• Exercise brief:
Restate word for word all of the lines below, with each image left out.

Page and application data records
- - -

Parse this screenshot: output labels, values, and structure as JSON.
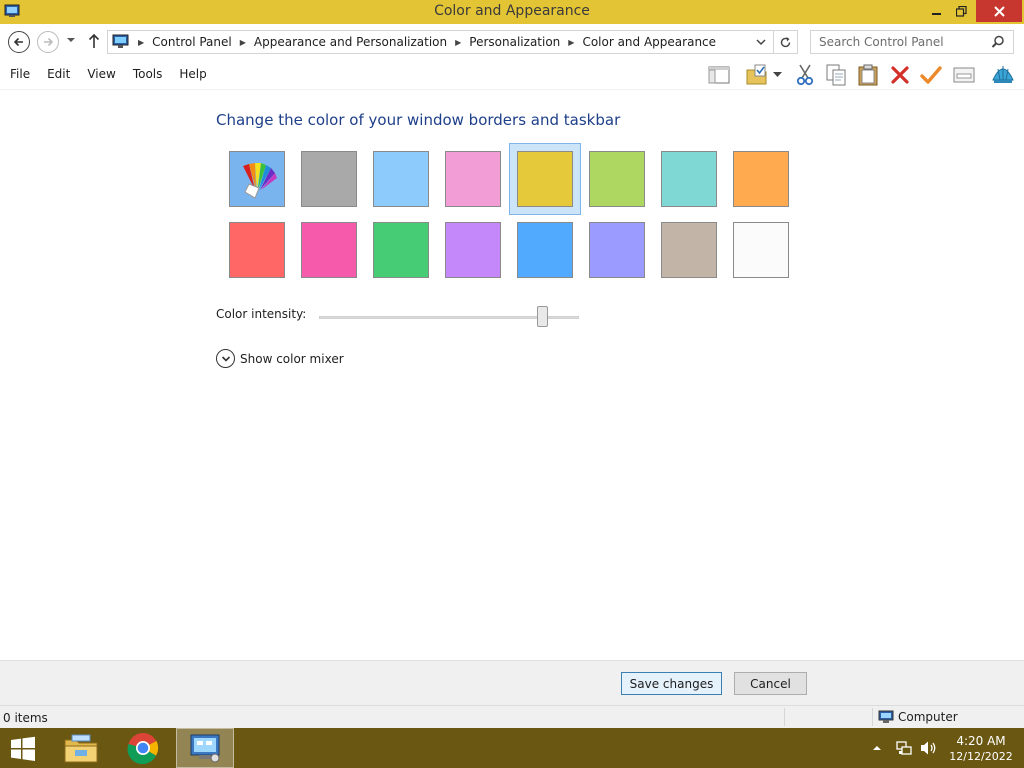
{
  "window": {
    "title": "Color and Appearance"
  },
  "address_bar": {
    "crumbs": [
      "Control Panel",
      "Appearance and Personalization",
      "Personalization",
      "Color and Appearance"
    ],
    "search_placeholder": "Search Control Panel"
  },
  "menu": {
    "items": [
      "File",
      "Edit",
      "View",
      "Tools",
      "Help"
    ]
  },
  "toolbar": {
    "icons": [
      "layout-icon",
      "folder-check-icon",
      "dropdown-icon",
      "cut-icon",
      "copy-icon",
      "paste-icon",
      "delete-icon",
      "checkmark-icon",
      "properties-icon",
      "shell-icon"
    ]
  },
  "main": {
    "heading": "Change the color of your window borders and taskbar",
    "selected_swatch": 4,
    "swatches": [
      {
        "name": "automatic",
        "color": "#7ab4ee"
      },
      {
        "name": "gray",
        "color": "#a9a9a9"
      },
      {
        "name": "sky",
        "color": "#8ccbfb"
      },
      {
        "name": "pink",
        "color": "#f29dd6"
      },
      {
        "name": "yellow",
        "color": "#e5c93a"
      },
      {
        "name": "lime",
        "color": "#add761"
      },
      {
        "name": "teal",
        "color": "#7fd8d3"
      },
      {
        "name": "orange",
        "color": "#ffaa4f"
      },
      {
        "name": "red",
        "color": "#ff6666"
      },
      {
        "name": "magenta",
        "color": "#f55aab"
      },
      {
        "name": "green",
        "color": "#46cc74"
      },
      {
        "name": "purple",
        "color": "#c588fb"
      },
      {
        "name": "blue",
        "color": "#52aaff"
      },
      {
        "name": "periwinkle",
        "color": "#9b9bff"
      },
      {
        "name": "taupe",
        "color": "#c2b5a8"
      },
      {
        "name": "white",
        "color": "#fbfbfb"
      }
    ],
    "intensity_label": "Color intensity:",
    "intensity_level": 0.85,
    "mixer_label": "Show color mixer"
  },
  "footer": {
    "save_label": "Save changes",
    "cancel_label": "Cancel"
  },
  "status": {
    "items_text": "0 items",
    "location": "Computer"
  },
  "taskbar": {
    "time": "4:20 AM",
    "date": "12/12/2022",
    "accent": "#6a5711"
  }
}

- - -

• Response:
Parse this screenshot: output labels, values, and structure as JSON.
{
  "window": {
    "title": "Color and Appearance"
  },
  "address_bar": {
    "crumbs": [
      "Control Panel",
      "Appearance and Personalization",
      "Personalization",
      "Color and Appearance"
    ],
    "search_placeholder": "Search Control Panel"
  },
  "menu": {
    "items": [
      "File",
      "Edit",
      "View",
      "Tools",
      "Help"
    ]
  },
  "toolbar": {
    "icons": [
      "layout-icon",
      "folder-check-icon",
      "dropdown-icon",
      "cut-icon",
      "copy-icon",
      "paste-icon",
      "delete-icon",
      "checkmark-icon",
      "properties-icon",
      "shell-icon"
    ]
  },
  "main": {
    "heading": "Change the color of your window borders and taskbar",
    "selected_swatch": 4,
    "swatches": [
      {
        "name": "automatic",
        "color": "#7ab4ee"
      },
      {
        "name": "gray",
        "color": "#a9a9a9"
      },
      {
        "name": "sky",
        "color": "#8ccbfb"
      },
      {
        "name": "pink",
        "color": "#f29dd6"
      },
      {
        "name": "yellow",
        "color": "#e5c93a"
      },
      {
        "name": "lime",
        "color": "#add761"
      },
      {
        "name": "teal",
        "color": "#7fd8d3"
      },
      {
        "name": "orange",
        "color": "#ffaa4f"
      },
      {
        "name": "red",
        "color": "#ff6666"
      },
      {
        "name": "magenta",
        "color": "#f55aab"
      },
      {
        "name": "green",
        "color": "#46cc74"
      },
      {
        "name": "purple",
        "color": "#c588fb"
      },
      {
        "name": "blue",
        "color": "#52aaff"
      },
      {
        "name": "periwinkle",
        "color": "#9b9bff"
      },
      {
        "name": "taupe",
        "color": "#c2b5a8"
      },
      {
        "name": "white",
        "color": "#fbfbfb"
      }
    ],
    "intensity_label": "Color intensity:",
    "intensity_level": 0.85,
    "mixer_label": "Show color mixer"
  },
  "footer": {
    "save_label": "Save changes",
    "cancel_label": "Cancel"
  },
  "status": {
    "items_text": "0 items",
    "location": "Computer"
  },
  "taskbar": {
    "time": "4:20 AM",
    "date": "12/12/2022",
    "accent": "#6a5711"
  }
}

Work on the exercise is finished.